In her role as secretary, Jamie Wallack provides support for elder consumer and probate cases, employment issues, and benefits matters involving the Department of Social Services and the Social Security Administration. She also assists with developmental work and fundraising events. Prior to working at LAA, Jamie worked at Zeldes, Needle & Cooper in Bridgeport, Senie, Stock & LaChance in Westport, and Hurwitz, Sagarin, Slossberg & Knuff in Milford. Jamie holds a B.A. in studio art from the University of North Carolina at Chapel Hill. She loves working for LAA because it gives her the opportunity to help the people of New Haven, where she was born.

Natasha White represents children in the juvenile matters unit and has also worked in the benefits unit. She joined LAA in 2001 after graduating from Brigham Young University/J. Reuben Clark Law School. She is admitted to practice law in Connecticut.

Sinclair Williams joined NHLAA in September of 2021 as a Singer Fellow in both the Housing Unit and the Community and Economic Justice unit. His legal career began with an internship as an investigator at the DC Public Defender Society. He graduated from Yale University with a B.A. in 2017 and received his J.D. from Stanford Law School (“SLS”) in 2021. While attending SLS, Sinclair represented indigent persons charged with misdemeanor crimes in Santa Clara County, as part of SLS’s Criminal Defense Clinic. He was also Community Action Chair of the Stanford Black Law Students Association. In his spare time, Sinclair enjoys basketball, visiting his family in Virginia, and eating all the glorious food New Haven has to offer.

Yoni Zamir joined NHLAA in 2014 as a staff attorney in the housing unit, where he represents clients in a wide range of housing matters, including eviction proceedings and preserving access to affordable housing. Before joining NHLAA, Yoni served as a Fellow with Hofstra University School of Law’s Law Reform Advocacy Clinic, and previously, as Counsel to a Member of Congress and to the Committee on Oversight and Government Reform of the U.S. House of Representatives.

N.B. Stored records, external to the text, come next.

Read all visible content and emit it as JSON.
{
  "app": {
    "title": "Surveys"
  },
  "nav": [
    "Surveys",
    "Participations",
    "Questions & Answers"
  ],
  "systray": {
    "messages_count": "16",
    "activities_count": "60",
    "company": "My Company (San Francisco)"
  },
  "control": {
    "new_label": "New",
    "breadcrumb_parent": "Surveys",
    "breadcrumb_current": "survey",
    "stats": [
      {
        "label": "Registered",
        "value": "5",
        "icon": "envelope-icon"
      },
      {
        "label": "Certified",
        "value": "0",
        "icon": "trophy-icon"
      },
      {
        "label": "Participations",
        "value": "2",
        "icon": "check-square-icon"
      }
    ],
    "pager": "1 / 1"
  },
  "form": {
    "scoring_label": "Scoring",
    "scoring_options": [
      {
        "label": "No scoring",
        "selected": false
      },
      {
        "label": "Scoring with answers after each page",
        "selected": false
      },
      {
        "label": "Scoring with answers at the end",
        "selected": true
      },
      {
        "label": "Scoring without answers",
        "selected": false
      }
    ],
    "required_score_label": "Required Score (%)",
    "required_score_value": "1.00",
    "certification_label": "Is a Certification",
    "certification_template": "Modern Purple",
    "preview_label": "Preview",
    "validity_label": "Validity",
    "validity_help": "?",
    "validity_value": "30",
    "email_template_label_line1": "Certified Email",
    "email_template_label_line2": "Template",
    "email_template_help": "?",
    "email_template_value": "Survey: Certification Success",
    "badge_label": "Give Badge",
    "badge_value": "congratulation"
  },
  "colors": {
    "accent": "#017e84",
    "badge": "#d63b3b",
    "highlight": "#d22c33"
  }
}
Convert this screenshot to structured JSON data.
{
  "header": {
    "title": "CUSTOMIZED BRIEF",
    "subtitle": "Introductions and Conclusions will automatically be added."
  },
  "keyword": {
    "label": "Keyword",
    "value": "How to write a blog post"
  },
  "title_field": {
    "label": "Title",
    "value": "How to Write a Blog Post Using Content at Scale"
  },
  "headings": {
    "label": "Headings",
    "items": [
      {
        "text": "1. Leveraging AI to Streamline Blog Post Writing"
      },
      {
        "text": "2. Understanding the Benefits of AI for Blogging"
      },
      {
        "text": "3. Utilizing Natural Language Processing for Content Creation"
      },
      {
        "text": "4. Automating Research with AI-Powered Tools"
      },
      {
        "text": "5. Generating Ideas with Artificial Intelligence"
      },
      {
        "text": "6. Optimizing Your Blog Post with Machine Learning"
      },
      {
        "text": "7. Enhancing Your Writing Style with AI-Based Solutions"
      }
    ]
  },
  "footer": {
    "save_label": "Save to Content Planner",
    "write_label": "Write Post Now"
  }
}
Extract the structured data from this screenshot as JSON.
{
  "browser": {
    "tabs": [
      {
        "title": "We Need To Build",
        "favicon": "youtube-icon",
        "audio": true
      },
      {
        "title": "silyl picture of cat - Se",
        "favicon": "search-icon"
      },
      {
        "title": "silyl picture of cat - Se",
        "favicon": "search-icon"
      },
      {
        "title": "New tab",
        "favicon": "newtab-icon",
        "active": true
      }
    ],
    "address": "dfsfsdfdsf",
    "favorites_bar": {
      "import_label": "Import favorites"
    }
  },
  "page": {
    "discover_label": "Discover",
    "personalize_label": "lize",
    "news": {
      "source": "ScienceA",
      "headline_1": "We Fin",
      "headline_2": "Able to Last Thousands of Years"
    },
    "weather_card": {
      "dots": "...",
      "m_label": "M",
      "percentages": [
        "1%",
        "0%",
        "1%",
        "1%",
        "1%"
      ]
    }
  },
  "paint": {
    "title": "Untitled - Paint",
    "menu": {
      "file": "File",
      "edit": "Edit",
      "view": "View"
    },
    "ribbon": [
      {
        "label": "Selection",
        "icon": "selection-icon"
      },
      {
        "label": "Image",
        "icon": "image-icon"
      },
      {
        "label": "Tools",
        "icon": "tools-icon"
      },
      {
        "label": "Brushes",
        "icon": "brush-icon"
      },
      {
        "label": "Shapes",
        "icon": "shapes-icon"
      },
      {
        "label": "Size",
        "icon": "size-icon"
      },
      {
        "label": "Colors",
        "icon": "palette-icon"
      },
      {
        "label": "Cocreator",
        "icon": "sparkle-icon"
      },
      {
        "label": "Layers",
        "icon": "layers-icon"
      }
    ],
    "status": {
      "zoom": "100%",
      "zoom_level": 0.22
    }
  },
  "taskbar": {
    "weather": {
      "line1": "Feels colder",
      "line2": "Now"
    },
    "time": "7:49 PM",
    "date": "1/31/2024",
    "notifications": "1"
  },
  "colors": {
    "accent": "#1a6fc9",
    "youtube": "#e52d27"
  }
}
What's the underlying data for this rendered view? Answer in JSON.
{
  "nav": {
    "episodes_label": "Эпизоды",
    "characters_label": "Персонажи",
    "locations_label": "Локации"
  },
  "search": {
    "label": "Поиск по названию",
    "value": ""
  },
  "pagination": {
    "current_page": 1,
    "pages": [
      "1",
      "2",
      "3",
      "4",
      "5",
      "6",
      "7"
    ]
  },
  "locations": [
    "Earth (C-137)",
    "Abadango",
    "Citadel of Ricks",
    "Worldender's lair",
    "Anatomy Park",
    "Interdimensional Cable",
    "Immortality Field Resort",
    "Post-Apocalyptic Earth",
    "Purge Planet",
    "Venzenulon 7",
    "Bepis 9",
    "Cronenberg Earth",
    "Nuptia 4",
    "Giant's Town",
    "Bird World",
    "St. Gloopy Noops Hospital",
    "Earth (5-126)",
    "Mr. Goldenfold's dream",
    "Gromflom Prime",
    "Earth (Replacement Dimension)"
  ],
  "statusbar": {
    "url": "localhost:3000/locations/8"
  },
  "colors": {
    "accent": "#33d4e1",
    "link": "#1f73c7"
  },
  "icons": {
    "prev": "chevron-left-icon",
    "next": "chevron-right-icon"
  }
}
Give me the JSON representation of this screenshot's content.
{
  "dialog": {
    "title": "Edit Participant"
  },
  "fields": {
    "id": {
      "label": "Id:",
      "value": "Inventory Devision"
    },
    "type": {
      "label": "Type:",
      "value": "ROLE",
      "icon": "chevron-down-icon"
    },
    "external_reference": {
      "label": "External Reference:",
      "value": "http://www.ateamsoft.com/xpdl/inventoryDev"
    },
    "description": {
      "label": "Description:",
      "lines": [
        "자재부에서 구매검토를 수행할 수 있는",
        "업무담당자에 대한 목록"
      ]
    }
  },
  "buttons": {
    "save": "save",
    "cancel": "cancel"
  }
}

Prior to working in Congress, Yoni was a staff attorney at the Legal Aid Society of New York. Originally from Chicago, Yoni earned his B.A. from the University of Illinois at Urbana-Champaign, and his J.D. from Hofstra University School of Law, where he received the Excellence in Housing Clinic Award. Yoni is a proud AmeriCorps alumnus. He is admitted to practice in Connecticut, New York, and the District of Columbia.